Element data from apps and pages:
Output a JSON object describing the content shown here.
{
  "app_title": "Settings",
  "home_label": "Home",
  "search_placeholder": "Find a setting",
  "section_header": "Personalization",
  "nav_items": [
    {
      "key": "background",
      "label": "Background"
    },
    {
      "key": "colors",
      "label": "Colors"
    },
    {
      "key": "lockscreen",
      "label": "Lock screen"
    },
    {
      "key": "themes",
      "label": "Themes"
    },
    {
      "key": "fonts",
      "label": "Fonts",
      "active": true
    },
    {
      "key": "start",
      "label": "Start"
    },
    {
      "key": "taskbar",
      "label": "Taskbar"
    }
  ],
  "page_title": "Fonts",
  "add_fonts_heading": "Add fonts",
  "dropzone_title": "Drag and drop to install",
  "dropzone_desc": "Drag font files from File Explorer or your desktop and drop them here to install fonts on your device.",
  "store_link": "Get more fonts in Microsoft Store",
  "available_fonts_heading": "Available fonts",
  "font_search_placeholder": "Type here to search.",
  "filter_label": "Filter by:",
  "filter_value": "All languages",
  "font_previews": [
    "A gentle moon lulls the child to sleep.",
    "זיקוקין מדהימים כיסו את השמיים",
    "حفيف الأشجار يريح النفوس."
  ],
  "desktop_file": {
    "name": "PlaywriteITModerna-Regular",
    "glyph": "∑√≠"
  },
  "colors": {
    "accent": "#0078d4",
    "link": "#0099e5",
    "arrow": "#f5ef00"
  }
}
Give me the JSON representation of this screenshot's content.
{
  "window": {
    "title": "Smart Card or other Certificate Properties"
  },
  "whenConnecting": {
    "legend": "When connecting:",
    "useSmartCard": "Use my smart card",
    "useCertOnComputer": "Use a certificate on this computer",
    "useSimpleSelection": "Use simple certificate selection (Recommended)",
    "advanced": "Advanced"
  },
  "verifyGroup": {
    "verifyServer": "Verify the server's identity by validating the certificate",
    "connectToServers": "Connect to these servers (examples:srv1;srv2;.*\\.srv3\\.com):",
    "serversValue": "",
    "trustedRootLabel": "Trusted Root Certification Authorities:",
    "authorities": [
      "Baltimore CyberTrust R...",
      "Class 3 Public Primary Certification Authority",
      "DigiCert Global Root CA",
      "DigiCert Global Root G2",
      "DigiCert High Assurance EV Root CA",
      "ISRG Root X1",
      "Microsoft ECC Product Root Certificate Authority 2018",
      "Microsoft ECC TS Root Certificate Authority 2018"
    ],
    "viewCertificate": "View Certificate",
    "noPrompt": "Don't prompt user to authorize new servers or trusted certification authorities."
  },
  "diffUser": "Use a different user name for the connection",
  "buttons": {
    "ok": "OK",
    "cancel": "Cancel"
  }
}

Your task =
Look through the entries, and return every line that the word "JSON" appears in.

Exercise result =
Output a JSON object describing the content shown here.
Give me the JSON representation of this screenshot's content.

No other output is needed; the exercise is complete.